▶ _Data excerpts_
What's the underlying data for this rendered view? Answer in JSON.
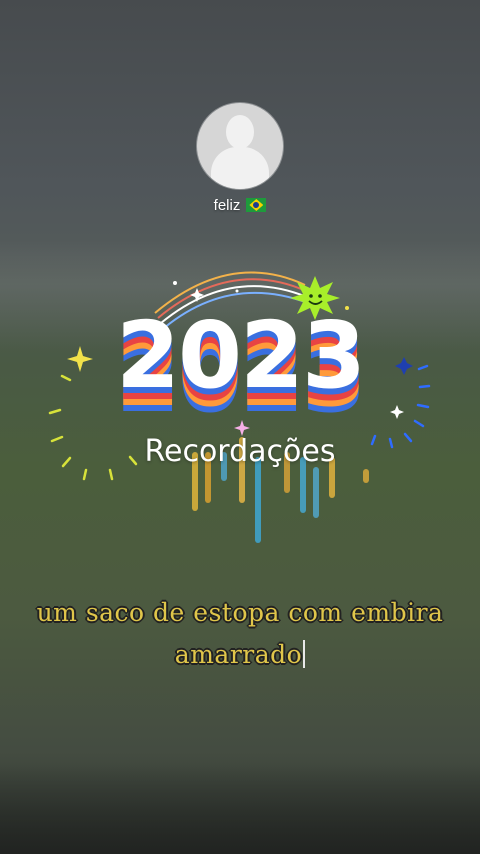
{
  "profile": {
    "username": "feliz",
    "flag_icon": "brazil-flag-icon"
  },
  "title": {
    "year": "2023",
    "subtitle": "Recordações"
  },
  "caption": {
    "line1": "um saco de estopa com embira",
    "line2": "amarrado"
  },
  "colors": {
    "year_fill": "#ffffff",
    "year_layer_red": "#e84343",
    "year_layer_blue": "#3a6fe0",
    "year_layer_orange": "#ff9a3a",
    "caption_text": "#e0c64a",
    "sparkle_yellow": "#f2e24a",
    "sparkle_blue": "#2f6cff",
    "smiley_green": "#a8ee2a"
  }
}
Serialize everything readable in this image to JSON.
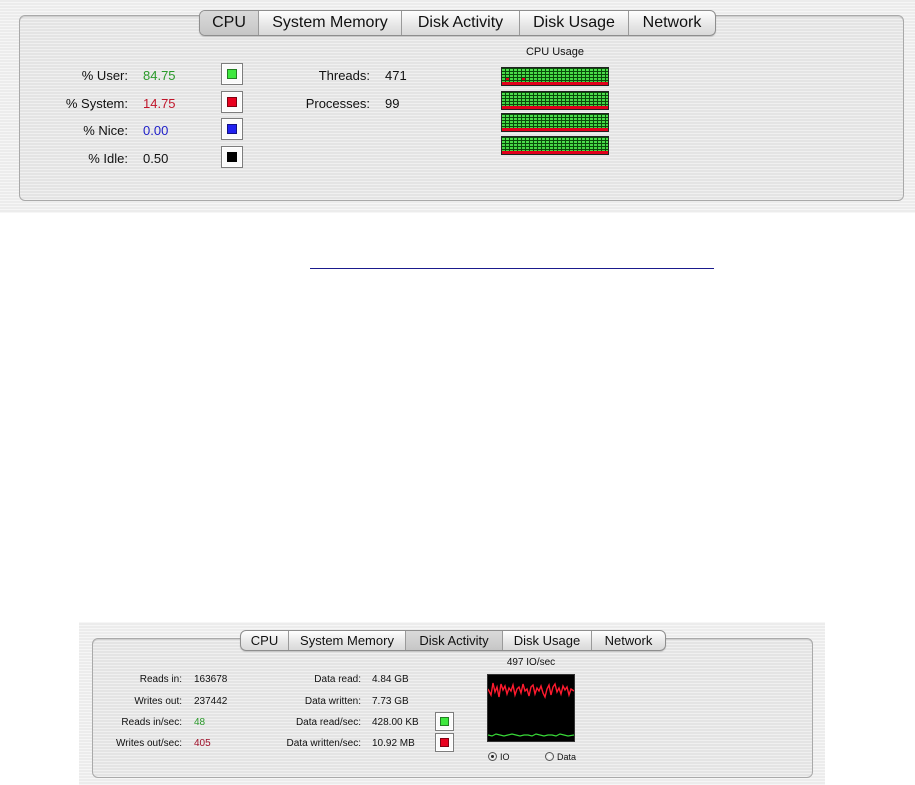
{
  "tabs": [
    "CPU",
    "System Memory",
    "Disk Activity",
    "Disk Usage",
    "Network"
  ],
  "cpu_panel": {
    "active_tab": "CPU",
    "rows": [
      {
        "label": "% User:",
        "value": "84.75",
        "color": "#2a9a2a"
      },
      {
        "label": "% System:",
        "value": "14.75",
        "color": "#c0152a"
      },
      {
        "label": "% Nice:",
        "value": "0.00",
        "color": "#2020c8"
      },
      {
        "label": "% Idle:",
        "value": "0.50",
        "color": "#111111"
      }
    ],
    "swatches": [
      "#3ee83e",
      "#e8001e",
      "#2020f0",
      "#000000"
    ],
    "threads_label": "Threads:",
    "threads_value": "471",
    "processes_label": "Processes:",
    "processes_value": "99",
    "meter_title": "CPU Usage",
    "meters": [
      {
        "user_fraction": 0.85,
        "system_fraction": 0.15
      },
      {
        "user_fraction": 0.85,
        "system_fraction": 0.15
      },
      {
        "user_fraction": 0.85,
        "system_fraction": 0.15
      },
      {
        "user_fraction": 0.85,
        "system_fraction": 0.15
      }
    ]
  },
  "disk_panel": {
    "active_tab": "Disk Activity",
    "left_rows": [
      {
        "label": "Reads in:",
        "value": "163678",
        "color": "#111111"
      },
      {
        "label": "Writes out:",
        "value": "237442",
        "color": "#111111"
      },
      {
        "label": "Reads in/sec:",
        "value": "48",
        "color": "#2a9a2a"
      },
      {
        "label": "Writes out/sec:",
        "value": "405",
        "color": "#a0102a"
      }
    ],
    "right_rows": [
      {
        "label": "Data read:",
        "value": "4.84 GB"
      },
      {
        "label": "Data written:",
        "value": "7.73 GB"
      },
      {
        "label": "Data read/sec:",
        "value": "428.00 KB"
      },
      {
        "label": "Data written/sec:",
        "value": "10.92 MB"
      }
    ],
    "swatches": [
      "#3ee83e",
      "#e8001e"
    ],
    "graph_title": "497 IO/sec",
    "radio_io": "IO",
    "radio_data": "Data",
    "selected_radio": "IO",
    "colors": {
      "write_line": "#ff1a2e",
      "read_line": "#38d838",
      "graph_bg": "#000000"
    }
  }
}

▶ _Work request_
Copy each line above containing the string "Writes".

▶ _Reply to the exercise_
        "label": "Writes out:",
        "label": "Writes out/sec:",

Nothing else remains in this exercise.